Page 242
first two paragraphs

Similar to my earlier question, I think a key missing piece of information here is where this alternative approach places uncommitted writes. It is really hard to understand how this approach is meant to work without knowing that. Also, I think you probably meant to put these two paragraphs in their own section, because they don't have anything to do with the last header ("Indexes and snapshot isolation").

Note from the Author or Editor:
[No change in this edition] We have noted this suggestion and will take it into account when preparing a second edition of the book. The section structure is correct. The last two paragraphs describe the copy-on-write approach to maintaining B-tree indexes, which can help with implementing snapshot isolation by using an old B-tree root as the snapshot from which a transaction reads. We will try to make this clearer in the second edition.

Stephen Dewey  Sep 28, 2018  Nov 21, 2018
Printed
Page 253
2nd paragraph

Under the billeted list outlining developments that caused a rethink: RAM became cheap enough that for many use cases is now feasible to keep.... "is now" should read "it is" or "it's".

Simon McClive  Apr 15, 2017  Mar 16, 2018
PDF
Page 257
second bullet point in the middle

You refer to figure 7-1, but figure 7-1 doesn't portray a case of "reading an old version of an object" as you say. Both reads in that figure happen before any writes occur. Perhaps you meant to refer to a different figure. Also on page 258, remove the "a" from before the word "having".

Note from the Author or Editor:
Changing the reference to Figure 7-4 instead of Figure 7-1.

Stephen Dewey  Oct 03, 2018  Nov 21, 2018
PDF
Page 281
3rd paragraph

"packed-switched" in "Ethernet and IP are packed-switched protocols" should be "packet-switched"

Note from the Author or Editor:
Will be fixed in QC1

Krzysztof Sobusiak  Jan 02, 2017  Mar 01, 2017
PDF
Page 288
3rd-to-last paragraph

"These jumps, as well as the fact that they often ignore leap seconds, make time-of-day clocks unsuitable for measuring elapsed time" Based on the reference you linked, it seems the CloudFlare problem was actually that the clock used by its code DID take leap seconds into account, but the application code ignored the fact that this could happen. So perhaps a better phrasing would be: "These jumps, as well as similar jumps caused by leap seconds, make time-of-day clocks unsuitable for measuring elapsed time" In other words the problem isn't that time-of-day clocks ignore leap seconds, it's the reverse, that they are affected by them. But then the application code ignores the fact that this can happen.

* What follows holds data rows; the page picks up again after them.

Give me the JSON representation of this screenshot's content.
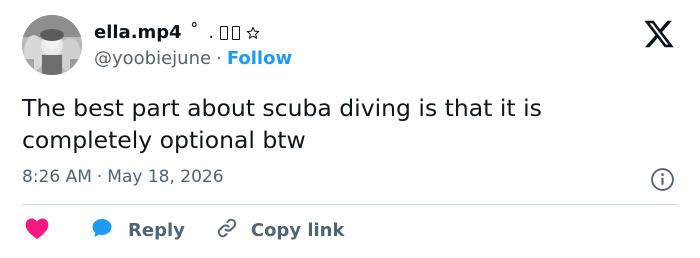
{
  "author": {
    "display_name": "ella.mp4",
    "name_decoration": "˚ .",
    "handle": "@yoobiejune",
    "separator": "·",
    "follow_label": "Follow"
  },
  "tweet": {
    "text": "The best part about scuba diving is that it is completely optional btw",
    "time": "8:26 AM",
    "meta_separator": "·",
    "date": "May 18, 2026"
  },
  "actions": {
    "reply_label": "Reply",
    "copy_link_label": "Copy link"
  },
  "icons": {
    "brand": "x-logo-icon",
    "info": "info-icon",
    "like": "heart-icon",
    "reply": "speech-bubble-icon",
    "copy_link": "link-icon",
    "decoration": "star-outline-icon"
  },
  "colors": {
    "follow_blue": "#1d9bf0",
    "heart_red": "#f91880",
    "bubble_blue": "#1d9bf0",
    "muted_text": "#536471",
    "text": "#0f1419",
    "divider": "#cfd9de"
  }
}
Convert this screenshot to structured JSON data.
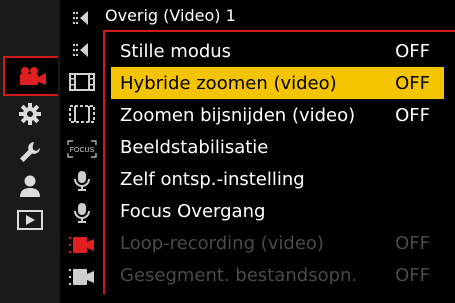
{
  "header": {
    "title": "Overig (Video) 1"
  },
  "main_categories": [
    {
      "icon": "movie-camera-icon",
      "selected": true
    },
    {
      "icon": "gear-icon",
      "selected": false
    },
    {
      "icon": "wrench-icon",
      "selected": false
    },
    {
      "icon": "person-icon",
      "selected": false
    },
    {
      "icon": "playback-icon",
      "selected": false
    }
  ],
  "sub_categories": [
    {
      "icon": "tab-arrow-icon"
    },
    {
      "icon": "tab-arrow-icon"
    },
    {
      "icon": "film-frame-icon"
    },
    {
      "icon": "film-frame-dashed-icon"
    },
    {
      "icon": "focus-icon",
      "label": "FOCUS"
    },
    {
      "icon": "microphone-icon"
    },
    {
      "icon": "microphone-icon"
    },
    {
      "icon": "red-camera-icon"
    },
    {
      "icon": "camera-icon"
    }
  ],
  "menu": {
    "items": [
      {
        "label": "Stille modus",
        "value": "OFF",
        "state": "normal"
      },
      {
        "label": "Hybride zoomen (video)",
        "value": "OFF",
        "state": "selected"
      },
      {
        "label": "Zoomen bijsnijden (video)",
        "value": "OFF",
        "state": "normal"
      },
      {
        "label": "Beeldstabilisatie",
        "value": "",
        "state": "normal"
      },
      {
        "label": "Zelf ontsp.-instelling",
        "value": "",
        "state": "normal"
      },
      {
        "label": "Focus Overgang",
        "value": "",
        "state": "normal"
      },
      {
        "label": "Loop-recording (video)",
        "value": "OFF",
        "state": "disabled"
      },
      {
        "label": "Gesegment. bestandsopn.",
        "value": "OFF",
        "state": "disabled"
      }
    ]
  },
  "colors": {
    "accent_red": "#d01a1a",
    "selection_yellow": "#f5c400",
    "disabled_gray": "#4a4a4a"
  }
}
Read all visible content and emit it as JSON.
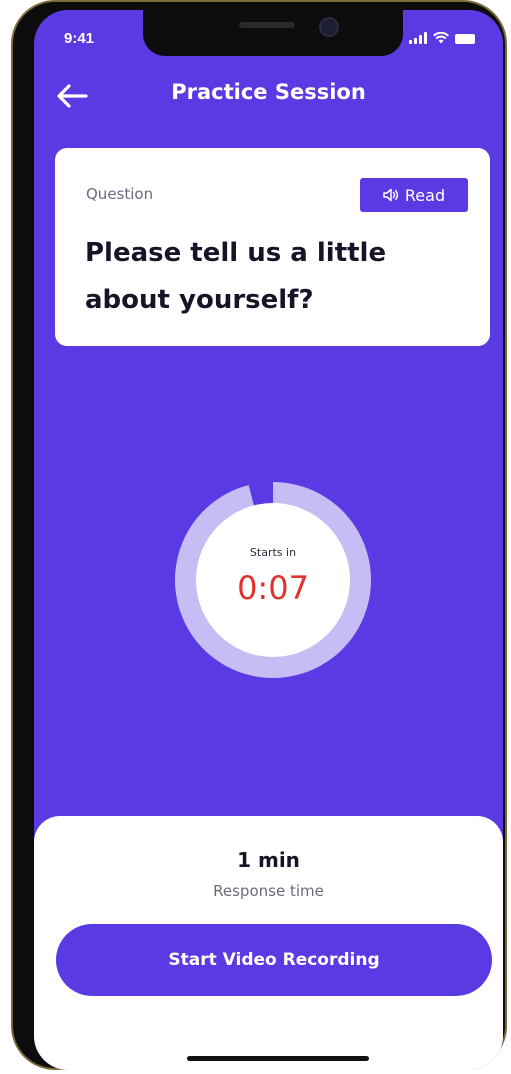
{
  "status_bar": {
    "time": "9:41",
    "icons": [
      "signal-icon",
      "wifi-icon",
      "battery-icon"
    ]
  },
  "header": {
    "back_icon": "arrow-left-icon",
    "title": "Practice Session"
  },
  "question_card": {
    "label": "Question",
    "read_button_label": "Read",
    "read_icon": "speaker-icon",
    "text": "Please tell us a little about yourself?"
  },
  "timer": {
    "label": "Starts in",
    "countdown": "0:07",
    "progress_fraction": 0.96
  },
  "bottom_sheet": {
    "response_value": "1 min",
    "response_label": "Response time",
    "record_button_label": "Start Video Recording"
  },
  "colors": {
    "primary": "#5b3ae3",
    "ring_track": "#c7bdf5",
    "countdown": "#e0322e",
    "card": "#ffffff"
  }
}
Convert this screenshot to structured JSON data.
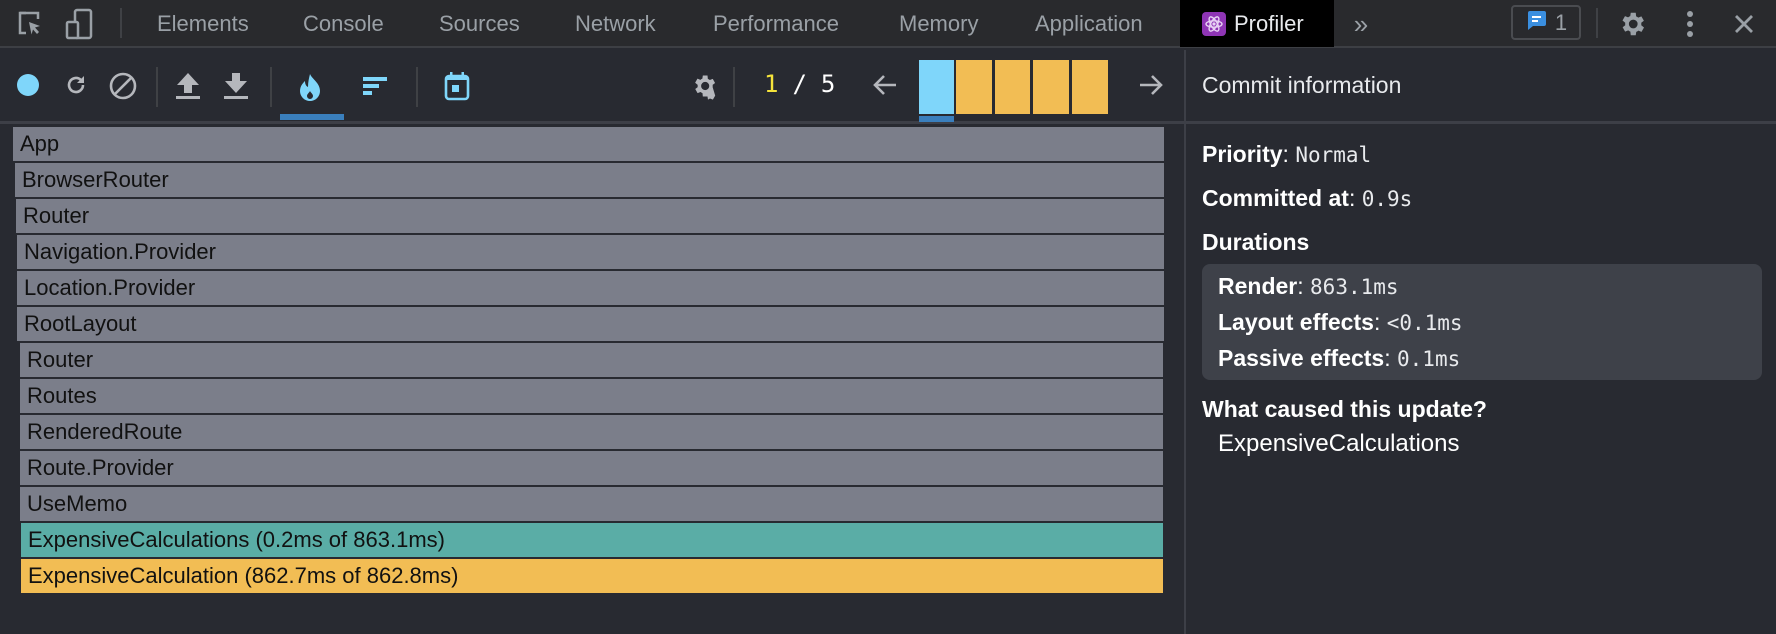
{
  "devtools": {
    "tabs": [
      {
        "label": "Elements"
      },
      {
        "label": "Console"
      },
      {
        "label": "Sources"
      },
      {
        "label": "Network"
      },
      {
        "label": "Performance"
      },
      {
        "label": "Memory"
      },
      {
        "label": "Application"
      },
      {
        "label": "Profiler",
        "active": true
      }
    ],
    "issues_count": "1",
    "icons": [
      "inspect-element-icon",
      "device-toggle-icon",
      "more-tabs-icon",
      "issues-icon",
      "settings-icon",
      "kebab-menu-icon",
      "close-icon"
    ]
  },
  "profiler": {
    "toolbar": {
      "icons": [
        "record-icon",
        "reload-and-profile-icon",
        "clear-icon",
        "load-profile-icon",
        "save-profile-icon",
        "flamegraph-icon",
        "ranked-chart-icon",
        "timeline-icon",
        "settings-icon"
      ],
      "active_view": "flamegraph",
      "commit_current": "1",
      "commit_separator": "/",
      "commit_total": "5"
    },
    "commits": [
      {
        "index": 1,
        "color": "#7fd6fa",
        "selected": true
      },
      {
        "index": 2,
        "color": "#f2bd54",
        "selected": false
      },
      {
        "index": 3,
        "color": "#f2bd54",
        "selected": false
      },
      {
        "index": 4,
        "color": "#f2bd54",
        "selected": false
      },
      {
        "index": 5,
        "color": "#f2bd54",
        "selected": false
      }
    ],
    "flamegraph": [
      {
        "label": "App",
        "depth": 0,
        "color": "#7b7e8a"
      },
      {
        "label": "BrowserRouter",
        "depth": 1,
        "color": "#7b7e8a"
      },
      {
        "label": "Router",
        "depth": 2,
        "color": "#7b7e8a"
      },
      {
        "label": "Navigation.Provider",
        "depth": 3,
        "color": "#7b7e8a"
      },
      {
        "label": "Location.Provider",
        "depth": 4,
        "color": "#7b7e8a"
      },
      {
        "label": "RootLayout",
        "depth": 5,
        "color": "#7b7e8a"
      },
      {
        "label": "Router",
        "depth": 6,
        "color": "#7b7e8a"
      },
      {
        "label": "Routes",
        "depth": 7,
        "color": "#7b7e8a"
      },
      {
        "label": "RenderedRoute",
        "depth": 8,
        "color": "#7b7e8a"
      },
      {
        "label": "Route.Provider",
        "depth": 9,
        "color": "#7b7e8a"
      },
      {
        "label": "UseMemo",
        "depth": 10,
        "color": "#7b7e8a"
      },
      {
        "label": "ExpensiveCalculations (0.2ms of 863.1ms)",
        "depth": 11,
        "color": "#5aada6"
      },
      {
        "label": "ExpensiveCalculation (862.7ms of 862.8ms)",
        "depth": 12,
        "color": "#f2bd54"
      }
    ],
    "commit_info": {
      "title": "Commit information",
      "priority_label": "Priority",
      "priority_value": "Normal",
      "committed_label": "Committed at",
      "committed_value": "0.9s",
      "durations_label": "Durations",
      "render_label": "Render",
      "render_value": "863.1ms",
      "layout_label": "Layout effects",
      "layout_value": "<0.1ms",
      "passive_label": "Passive effects",
      "passive_value": "0.1ms",
      "cause_label": "What caused this update?",
      "cause_value": "ExpensiveCalculations"
    }
  }
}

Note from the Author or Editor:
I agree with the suggested wording change, and have updated the text in Atlas.

Stephen  Dec 03, 2018  Mar 15, 2019
PDF
Page 293
(Sixth Early Release) Ch8, The leader and the lock, 2nd paragraph

Minor problems with plurals: ...even if a nodes believes that it is... [change 'nodes' to 'node'] ... mean the majority of nodes agrees! ... [change 'agrees' to 'agree']

Note from the Author or Editor:
Fixed in next early release update.

Ross  Aug 13, 2016  Mar 01, 2017
PDF
Page 302
(Sixth Early Release) Ch8, Summary, 4th paragraph

The wording feels a bit awkward in - 'The only way how information can flow...' Perhaps drop 'how'? 'The only way information can flow ...'

Note from the Author or Editor:
Fixed in next early release update.

Ross  Aug 13, 2016  Mar 01, 2017
PDF
Page 317
4th paragraph

"...are easier use correctly" should be "...are easier to use correctly"

Note from the Author or Editor:
Fixed in copyedit

Krzysztof Sobusiak  Jan 05, 2017  Mar 01, 2017
Printed
Page 322
2nd full paragraph, 2nd sentence

Unnecessary repeat of word 'first' in same sentence, keeping the first one and suppressing the second one would do: But first we first need to explore the range of guarantees...

Philippe Derome  Apr 25, 2017  Mar 16, 2018
ePub
Page 452
Chapter 8, Figured 8-1

Figure 8-1 seems to be a duplicate of Figure 2-4, and does not match the description of what 8-1 is trying to communicate.

Donald Kjer  Jan 24, 2016  Mar 01, 2017
Mobi
Page 6130

Hard to tell because I use kindle, thus I don't see pages but locations in location 6130 and the first paragraph you see a repeated "to" "When a transaction wants to to commit."

Note from the Author or Editor:
Fixed in next Early Release update.

Wilmer Andres Daza Gomez  Aug 26, 2015  Mar 01, 2017